On November 7, 2011, the U.S. Census Bureau released the Research Supplemental Poverty Measure (SPM), developed based on recommendations from the National Academy of Sciences (NAS) Panel on Poverty and Family Assistance. The Supplemental Poverty Measure is an effort to build on the current federal poverty measure—which many experts agree is outdated and underestimates poverty—and take into account the impact of government benefit programs and tax credits to obtain an improved understanding of the economic well-being of American families and of how federal policies affect those living in poverty.
- The official poverty measure, which has been in use since the 1960s, largely estimates poverty rates by looking at a family’s or an individual’s cash income. It will remain the definitive statistical measure.
- The supplemental measure is a more complex and refined statistic, including such additional items as tax payments and work expenses in estimating family resources. The supplemental measure will not be the measure used to estimate eligibility for government programs. Instead, it is an additional macroeconomic statistic, providing further understanding of economic conditions and trends.
- “The new supplemental poverty measure will provide an alternative lens to understand poverty and measure the effects of anti-poverty policies,” Department of Commerce Under Secretary for Economic Affairs Rebecca Blank said. “Moreover, it will be dynamic and will benefit from improvements over time based on new data and new methodologies.”
To learn more about the Supplement Poverty Measure, visit: http://www.census.gov/hhes/povmeas/methodology/supplemental/research.html
Good data should be the backbone of all decision making. Many different audiences use the Report on Illinois Poverty to understand poverty in their communities. Funders use it to make wise investments, services providers use it to gain deeper (or more current) insights into their target populations, legislators use it to influence legislative decisions, and local leaders use it to prioritize poverty-related issues in their planning.
During the 2008 Illinois legislative session, the From Poverty to Opportunity Campaign, coordinated by Heartland Alliance, advocated for the creation of the Commission on the Elimination of Poverty—the country's first commission on ending poverty consistent with international human rights standards.

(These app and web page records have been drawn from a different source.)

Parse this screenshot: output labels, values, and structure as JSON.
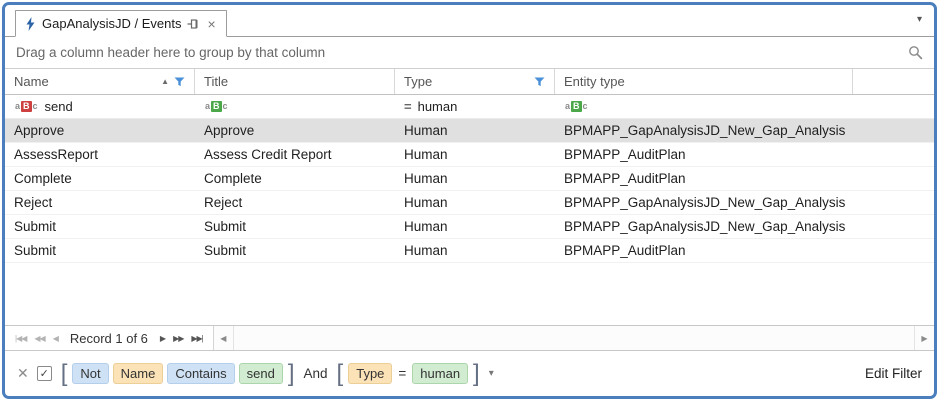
{
  "tab": {
    "title": "GapAnalysisJD / Events"
  },
  "tabbar": {
    "dropdown_icon": "▾"
  },
  "group_panel": {
    "hint": "Drag a column header here to group by that column"
  },
  "grid": {
    "columns": [
      {
        "label": "Name",
        "sorted": "asc",
        "filtered": true
      },
      {
        "label": "Title",
        "sorted": null,
        "filtered": false
      },
      {
        "label": "Type",
        "sorted": null,
        "filtered": true
      },
      {
        "label": "Entity type",
        "sorted": null,
        "filtered": false
      }
    ],
    "filter_row": {
      "name_value": "send",
      "title_value": "",
      "type_operator": "=",
      "type_value": "human",
      "entity_value": ""
    },
    "rows": [
      {
        "name": "Approve",
        "title": "Approve",
        "type": "Human",
        "entity_type": "BPMAPP_GapAnalysisJD_New_Gap_Analysis",
        "selected": true
      },
      {
        "name": "AssessReport",
        "title": "Assess Credit Report",
        "type": "Human",
        "entity_type": "BPMAPP_AuditPlan",
        "selected": false
      },
      {
        "name": "Complete",
        "title": "Complete",
        "type": "Human",
        "entity_type": "BPMAPP_AuditPlan",
        "selected": false
      },
      {
        "name": "Reject",
        "title": "Reject",
        "type": "Human",
        "entity_type": "BPMAPP_GapAnalysisJD_New_Gap_Analysis",
        "selected": false
      },
      {
        "name": "Submit",
        "title": "Submit",
        "type": "Human",
        "entity_type": "BPMAPP_GapAnalysisJD_New_Gap_Analysis",
        "selected": false
      },
      {
        "name": "Submit",
        "title": "Submit",
        "type": "Human",
        "entity_type": "BPMAPP_AuditPlan",
        "selected": false
      }
    ]
  },
  "navigator": {
    "first": "|◀◀",
    "prev_page": "◀◀",
    "prev": "◀",
    "record_text": "Record 1 of 6",
    "next": "▶",
    "next_page": "▶▶",
    "last": "▶▶|",
    "scroll_left": "◀",
    "scroll_right": "▶"
  },
  "filter_panel": {
    "open_bracket": "[",
    "close_bracket": "]",
    "not_label": "Not",
    "name_field": "Name",
    "contains_operator": "Contains",
    "send_value": "send",
    "and_label": "And",
    "type_field": "Type",
    "equals_operator": "=",
    "human_value": "human",
    "dropdown_icon": "▾",
    "edit_filter_label": "Edit Filter"
  },
  "icons": {
    "close_tab": "×",
    "sort_asc": "▲",
    "abc_a": "a",
    "abc_b": "B",
    "abc_c": "c",
    "clear_filter": "✕",
    "checkbox_check": "✓"
  },
  "colors": {
    "frame_border": "#4a7ebc",
    "selected_row": "#e0e0e0",
    "filter_funnel": "#4a90d9",
    "chip_field": "#fbe2b7",
    "chip_operator": "#cfe2f5",
    "chip_value": "#d2ecd2"
  }
}
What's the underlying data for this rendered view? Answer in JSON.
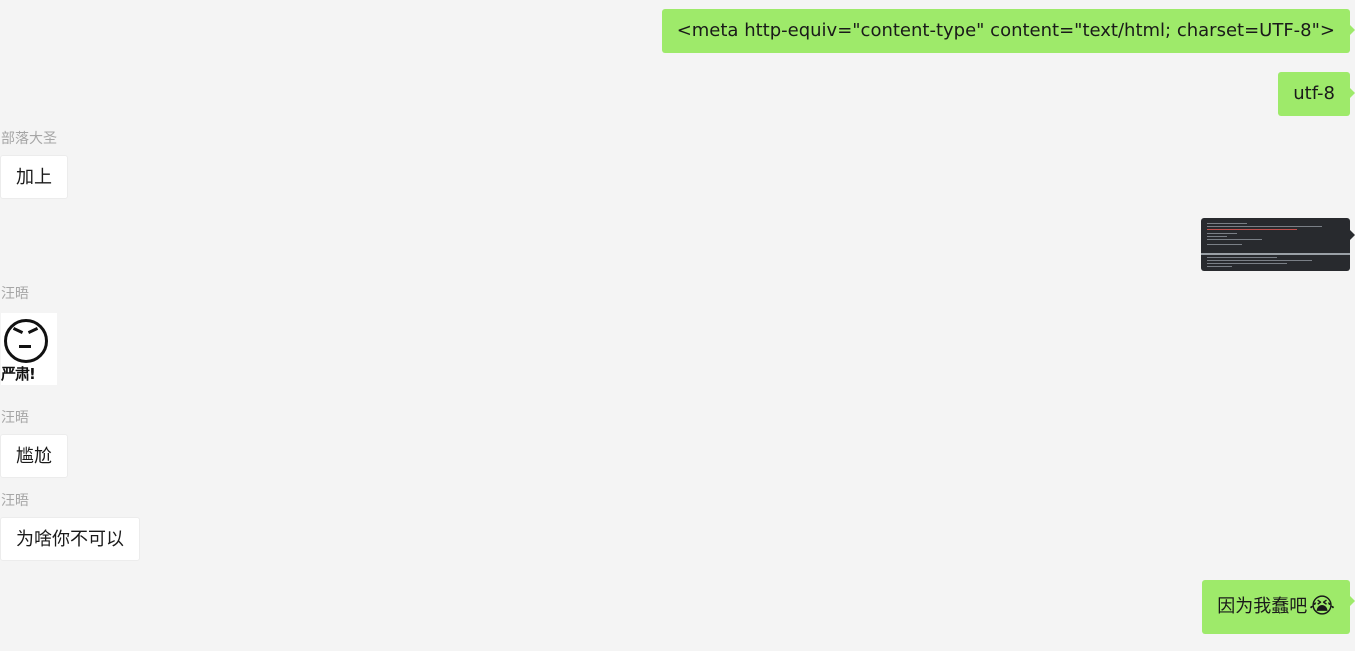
{
  "messages": [
    {
      "dir": "out",
      "text": "<meta http-equiv=\"content-type\" content=\"text/html; charset=UTF-8\">"
    },
    {
      "dir": "out",
      "text": "utf-8"
    },
    {
      "dir": "in",
      "sender": "部落大圣",
      "text": "加上"
    },
    {
      "dir": "out",
      "type": "image",
      "icon": "code-screenshot-thumbnail"
    },
    {
      "dir": "in",
      "sender": "汪晤",
      "type": "sticker",
      "caption": "严肃!"
    },
    {
      "dir": "in",
      "sender": "汪晤",
      "text": "尴尬"
    },
    {
      "dir": "in",
      "sender": "汪晤",
      "text": "为啥你不可以"
    },
    {
      "dir": "out",
      "text": "因为我蠢吧",
      "emoji": "😭"
    }
  ],
  "colors": {
    "background": "#f4f4f4",
    "outgoing_bubble": "#9eea6a",
    "incoming_bubble": "#ffffff",
    "sender_name": "#a6a6a6"
  }
}
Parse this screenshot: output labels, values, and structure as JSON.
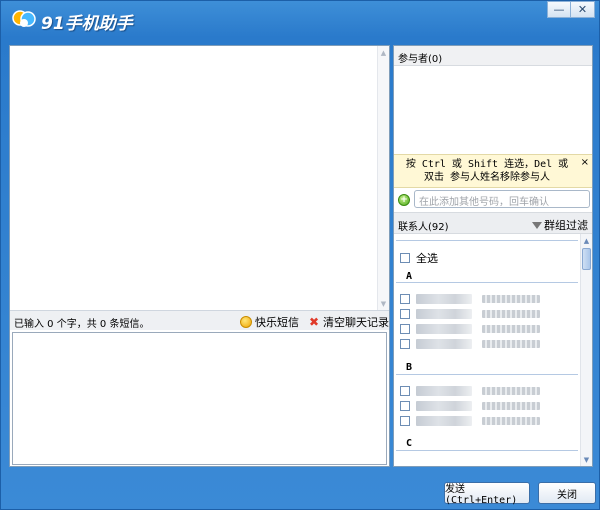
{
  "window": {
    "title": "91手机助手",
    "min_label": "—",
    "close_label": "✕"
  },
  "chat": {
    "info_text": "已输入 0 个字，共 0 条短信。",
    "happy_sms": "快乐短信",
    "clear_history": "清空聊天记录"
  },
  "participants": {
    "title": "参与者(0)",
    "hint": "按 Ctrl 或 Shift 连选，Del 或 双击 参与人姓名移除参与人",
    "hint_close": "×",
    "add_placeholder": "在此添加其他号码，回车确认"
  },
  "contacts": {
    "title": "联系人(92)",
    "group_filter": "群组过滤",
    "select_all": "全选",
    "groups": [
      {
        "letter": "A",
        "count": 4
      },
      {
        "letter": "B",
        "count": 3
      },
      {
        "letter": "C",
        "count": 0
      }
    ]
  },
  "buttons": {
    "send": "发送(Ctrl+Enter)",
    "close": "关闭"
  },
  "colors": {
    "titlebar": "#2a7acb",
    "hint_bg": "#fff8d6"
  }
}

The Commission is comprised of elected officials, leaders from a variety of social service, business, and other sectors, as well as people experiencing poverty.

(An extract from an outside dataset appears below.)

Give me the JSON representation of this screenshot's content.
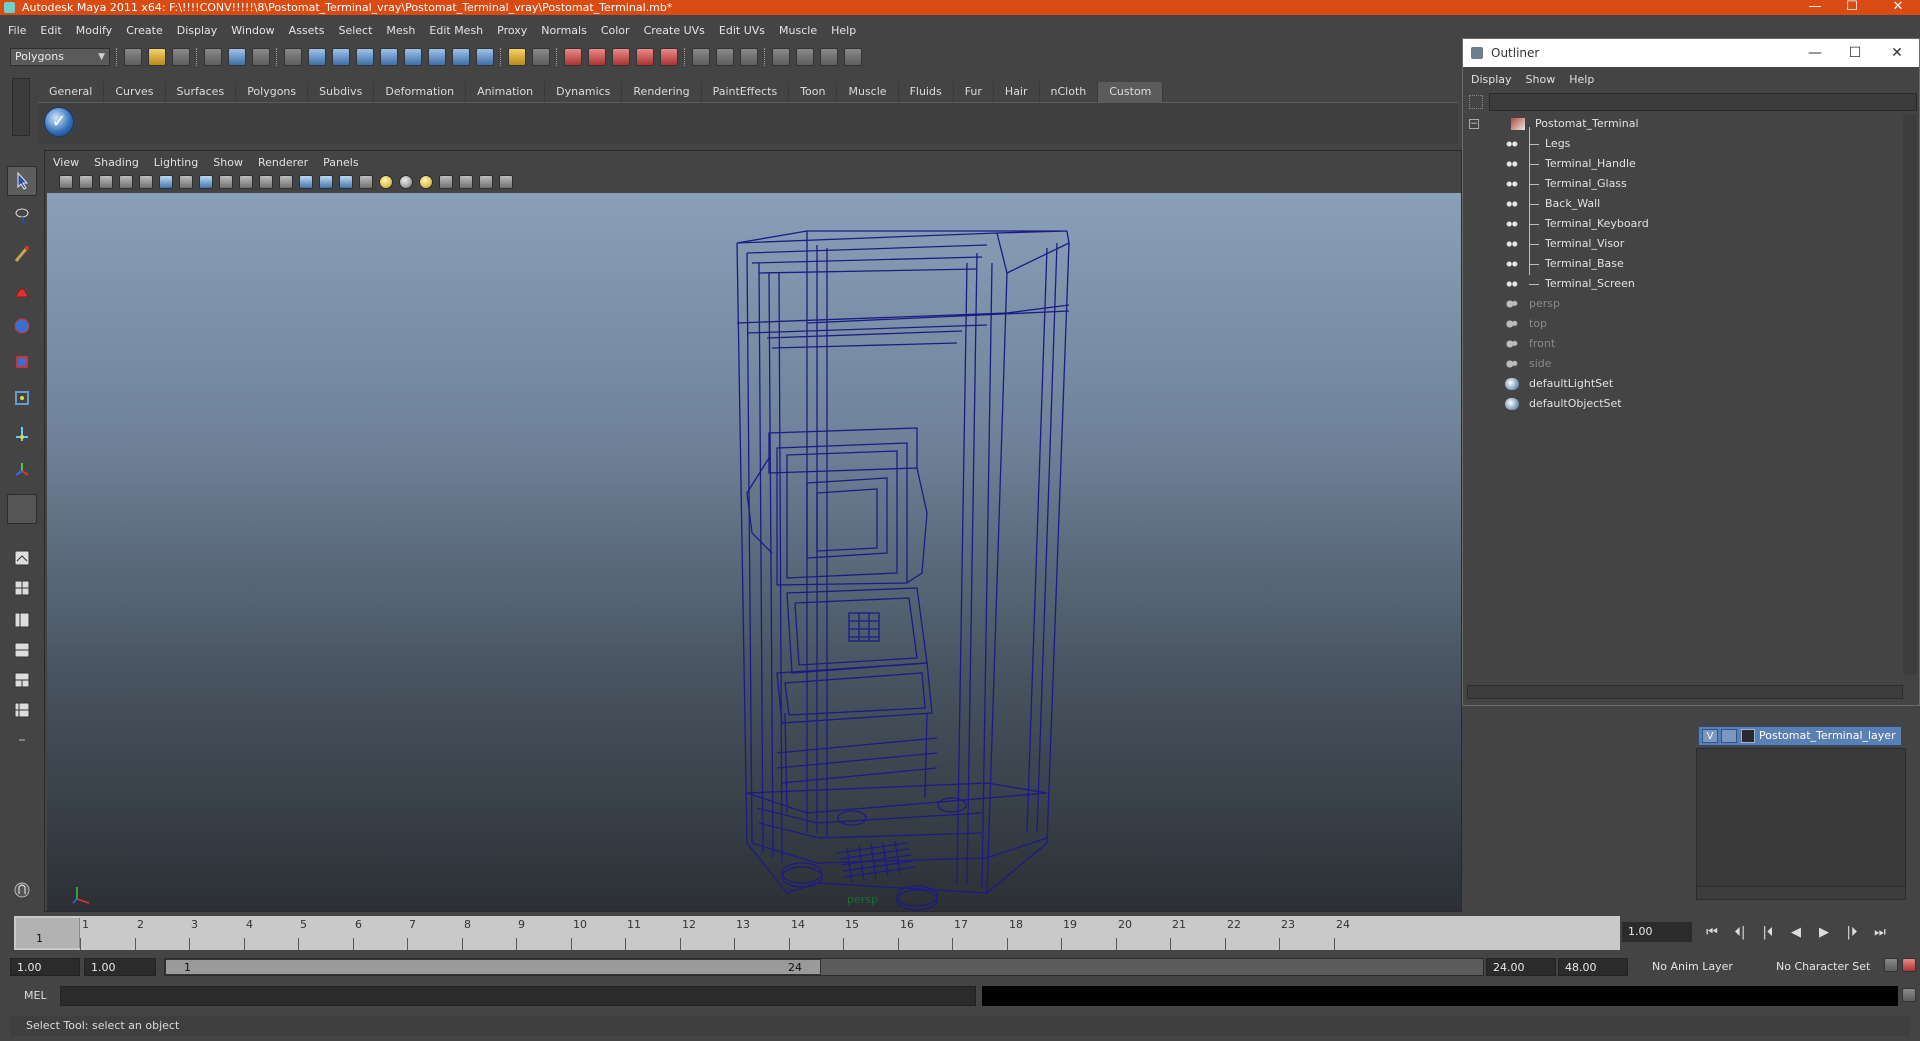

To learn more about the Illinois Commission on the Elimination of Poverty, visit: http://www2.illinois.gov/poverty/Pages/default.aspx
The Social IMPACT Research Center at Heartland Alliance conducts applied research in the form of evaluations, data services, and studies for nonprofits, advocacy groups, foundations, governments, and coalitions to help them inform and improve their work. IMPACT also regularly reports on key trends releated to poverty so that decision makers better understand how to address it through programs and public policy. To learn more about the Social IMPACT Research Center, visit: http://www.heartlandalliance.org/research/.
Heartland Alliance believes that all of us deserve the opportunity to improve our lives. Each year, we help ensure this opportunity for more than one million people around the world who are homeless, living in poverty, or seeking safety. Our policy efforts strengthen communities; our comprehensive services empower those we serve to rebuild and transform their lives. To learn more about Heartland Alliance, visit: http://www.heartlandalliance.org/.
Learn about our Data Services and Subscriptions and submit a request here: http://www.heartlandalliance.org/research/services/data-services-and.html